I have a balcony seat at a spellbinding show. The stage is a gigantic mud hole, surrounded by thick African jungle and the performers have been front centre for the last hour. The first to emerge from the wings are a herd of cape buffalo. They appear as amiable as their domestic kin, but are one of Africa’s most unpredictable and dangerous animals. Next, a wart hog makes his appearance. With his elongated snout and enormous curved tusks, he looks like an accident of nature and perhaps he is — his awkward torso necessitates going down on his front knees to snack on grass. He roots around, then lifts his head, and sensing danger takes off in a rush, tail held vertical — a comical exit. The next performer is a handsome male waterbuck with ringed horns, accompanied by his family. The females and babies graze placidly until a male elephant strides into the clearing causing a flurry of hasty departures. Here is one of the Big Five animals that I’ve been eagerly waiting to see, and they arrive in tribal numbers. Over 20 big mamas with their baby elephants clustered around the mud hole. Two little chaps, perhaps four to six months old meander off, and a teenage Jumbo mischievously sprays them with water. The mother of one of the little guys flaps her ears at the tormentor and he settles down to grubbing in the soil instead of teasing his juniors. The night is closing in and the temperature has dropped considerably. We are 7,200 feet above sea level here on Mount Kenya and I seek the warmth of my room. At night I wake to anguished screams, but there’s nothing to be seen in the gloom beyond my balcony. Later we learn that a cheetah had made short work of a jackal. Our driver-guide steers our Land Rover through rolling grassland picking his way between thorn trees and palm trees with odd shaped Y-branches. Around a bend, a cluster of giraffes wiggle their ears at us, before resuming their breakfast of acacia leaves. A little later a barrel-bodied zebra ambles in front of our vehicle: “African bush zebra-crossing!” quips one of our group. The radio-phone crackles into excited bursts of Swahilii. Our driver-guide hastily heads across the savannah and edges us through a cluster of vehicles. Showtime! A leopard sits sprawled across a tree trunk. Languid and aloof, head held high she sets the cameras rolling. Her expression says, “I’m ready for my close-up,

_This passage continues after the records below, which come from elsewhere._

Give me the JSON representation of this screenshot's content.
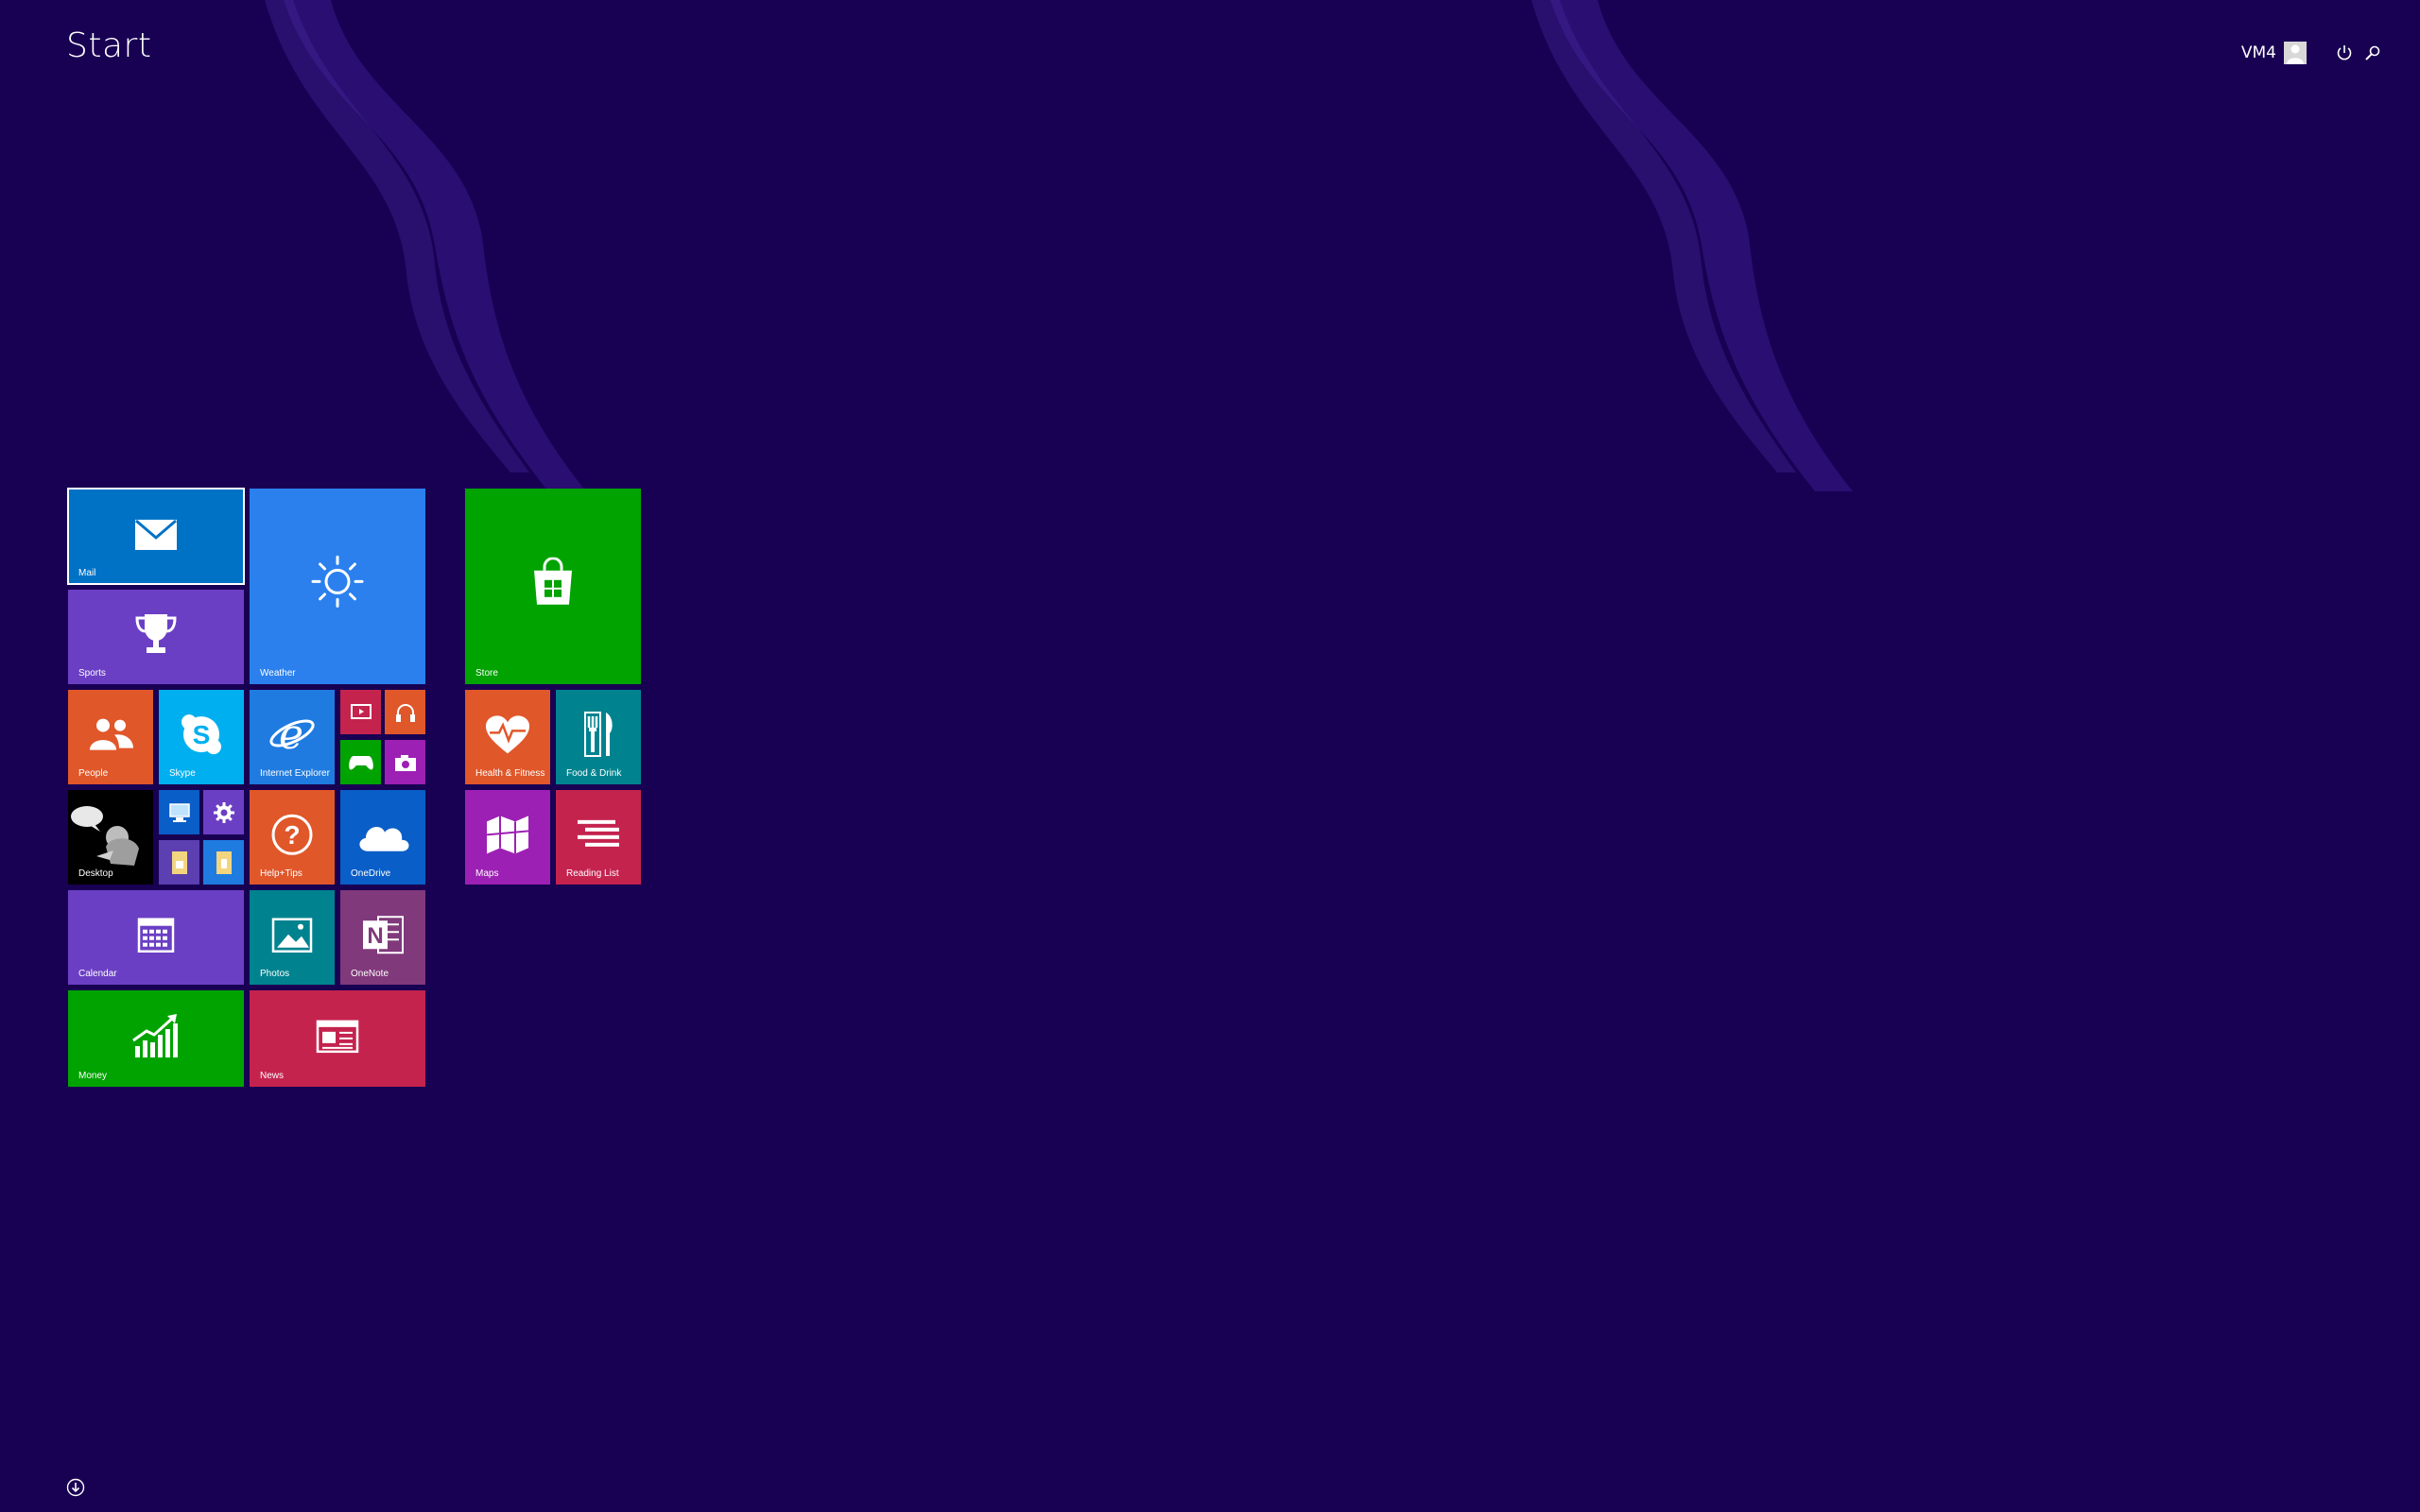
{
  "header": {
    "title": "Start"
  },
  "user": {
    "name": "VM4"
  },
  "tiles": {
    "mail": {
      "label": "Mail",
      "color": "#0072c6"
    },
    "weather": {
      "label": "Weather",
      "color": "#2b80ee"
    },
    "store": {
      "label": "Store",
      "color": "#00a300"
    },
    "sports": {
      "label": "Sports",
      "color": "#6b3fc4"
    },
    "people": {
      "label": "People",
      "color": "#e0572a"
    },
    "skype": {
      "label": "Skype",
      "color": "#00aff0"
    },
    "internet_explorer": {
      "label": "Internet Explorer",
      "color": "#1f7be0"
    },
    "health": {
      "label": "Health & Fitness",
      "color": "#e0572a"
    },
    "food": {
      "label": "Food & Drink",
      "color": "#00838f"
    },
    "desktop": {
      "label": "Desktop",
      "color": "#000000"
    },
    "help": {
      "label": "Help+Tips",
      "color": "#e0572a"
    },
    "onedrive": {
      "label": "OneDrive",
      "color": "#0a5ec7"
    },
    "maps": {
      "label": "Maps",
      "color": "#9d20b4"
    },
    "reading_list": {
      "label": "Reading List",
      "color": "#c4234e"
    },
    "calendar": {
      "label": "Calendar",
      "color": "#6b3fc4"
    },
    "photos": {
      "label": "Photos",
      "color": "#00838f"
    },
    "onenote": {
      "label": "OneNote",
      "color": "#80397b"
    },
    "money": {
      "label": "Money",
      "color": "#00a300"
    },
    "news": {
      "label": "News",
      "color": "#c4234e"
    }
  }
}
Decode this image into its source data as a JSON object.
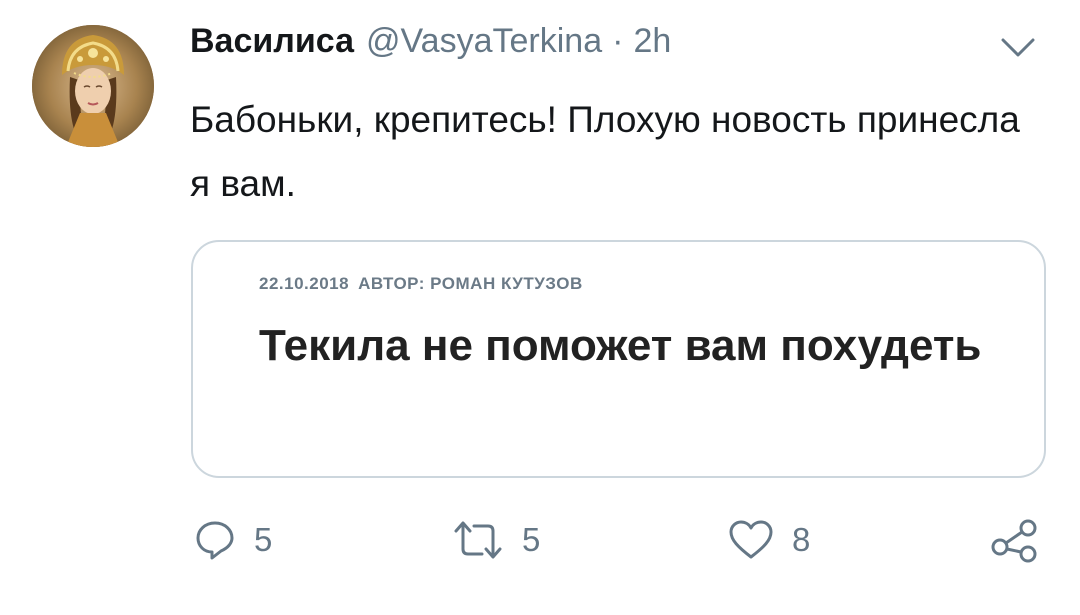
{
  "tweet": {
    "author": {
      "name": "Василиса",
      "handle": "@VasyaTerkina",
      "separator": "·",
      "time": "2h"
    },
    "text": "Бабоньки, крепитесь! Плохую новость принесла я вам.",
    "card": {
      "date": "22.10.2018",
      "author_label": "АВТОР: РОМАН КУТУЗОВ",
      "title": "Текила не поможет вам похудеть"
    },
    "actions": {
      "replies": "5",
      "retweets": "5",
      "likes": "8"
    },
    "icons": {
      "reply": "reply-icon",
      "retweet": "retweet-icon",
      "like": "heart-icon",
      "share": "share-icon",
      "menu": "chevron-down-icon"
    },
    "colors": {
      "text": "#14171a",
      "secondary": "#657786",
      "border": "#ccd6dd"
    }
  }
}
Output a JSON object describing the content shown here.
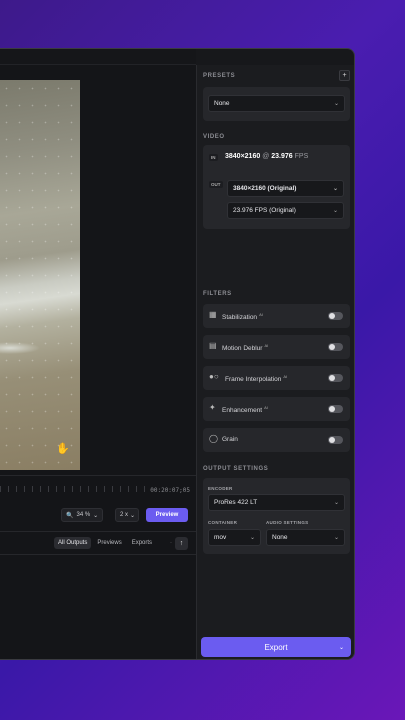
{
  "timeline": {
    "timecode": "00:20:07;05"
  },
  "viewer": {
    "zoom": "34 %",
    "fps_short": "2 x",
    "preview_label": "Preview"
  },
  "outputs_tabs": [
    "All Outputs",
    "Previews",
    "Exports"
  ],
  "presets": {
    "title": "PRESETS",
    "selected": "None"
  },
  "video": {
    "title": "VIDEO",
    "in_label": "IN",
    "out_label": "OUT",
    "in_resolution": "3840×2160",
    "in_at": "@",
    "in_fps": "23.976",
    "in_fps_unit": "FPS",
    "out_resolution": "3840×2160 (Original)",
    "out_fps": "23.976 FPS (Original)"
  },
  "filters": {
    "title": "FILTERS",
    "items": [
      {
        "label": "Stabilization",
        "ai": "AI",
        "icon": "stabilization-icon"
      },
      {
        "label": "Motion Deblur",
        "ai": "AI",
        "icon": "motion-deblur-icon"
      },
      {
        "label": "Frame Interpolation",
        "ai": "AI",
        "icon": "frame-interpolation-icon"
      },
      {
        "label": "Enhancement",
        "ai": "AI",
        "icon": "enhancement-icon"
      },
      {
        "label": "Grain",
        "ai": "",
        "icon": "grain-icon"
      }
    ]
  },
  "output_settings": {
    "title": "OUTPUT SETTINGS",
    "encoder_label": "ENCODER",
    "encoder": "ProRes 422 LT",
    "container_label": "CONTAINER",
    "container": "mov",
    "audio_label": "AUDIO SETTINGS",
    "audio": "None"
  },
  "export_label": "Export",
  "colors": {
    "accent": "#6b5cf0",
    "panel": "#26272b",
    "bg": "#1b1c1f"
  }
}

The pecking hierarchy is all the more clear in the depths of the Serengeti Mr. DeMille!” The days are breathless with activity. A mother cheetah teaches her three cubs to hunt as we look on, and a little later another lone cheetah feasts on her kill — an antelope. This is high drama. She is ringed by vultures and they keep tightening their circle, their murderously sharp talons and beaks just inches away from the carcass. She raises her head and they hastily leap back, but not for long. Eventually, she gives up and walks away, and fur and feathers fly as the birds fight over the remains of the animal. And the king of the jungle? Yes, we see him too. The Lion King in all his male glory sitting atop a rocky outcrop surveying his territory. He is one of the only two males we stumble upon, but we do sight several lionesses. On one occasion, a big cat stalks a group of bushbuck grazing about five hundred yards from our vehicle. We are close enough to see a fly crawling across her nose, but her tawny eyes are so intent on her prey she ignores us entirely. A group of monkeys set off warning calls and the bushbucks take off at full gallop. You can almost see the lioness shrug resignedly as she turns and disappears into a thicket of bushes. This is the season of the wildebeest migration and from a high vantage point, thousands of animals freckle the Serengeti plains. They are dimwitted creatures, and we pause to watch them attempt a river crossing. The bank is steep and the group make it down a little way. Then the leader gets spooked, turns tail and scrambles up the bank. The lot of them panic and follow suit. Eventually one brave (or excessively stupid) wildebeest reaches the water and begins to swim across — emboldened by this, the entire herd thunder down the embankment and make it safely to the other side. The Serengeti’s moods change with every passing hour — hazy and mysterious at sunrise when we take off on safari, shimmering under a heat haze by midday, and as we head back to our camp each evening, the tropical sunsets are a spectacular blaze of gold, scarlet and purple. The dusk deepens and then Africa draws her diamand-studded cloak of night across the land. Travel Writers’ Tales is an independent newspaper syndicate that offers professionally written travel articles to newspaper editors and publishers. To check out more, visit www.travelwriterstales.com.
PHOTOS BY MARGARET DEEFHOLTS
Cape buffalos (above) surround a watering hole at the Mount Kenya Lodge. In order to snack on grass, the warthog has to bend his front knees (left).
PHOTOS BY MARGARET DEEFHOLTS
The giraffe greets the camera boldly (right). After a successful hunt, the cheetah has to ward off menacing vultures as they threaten to eat her antelope.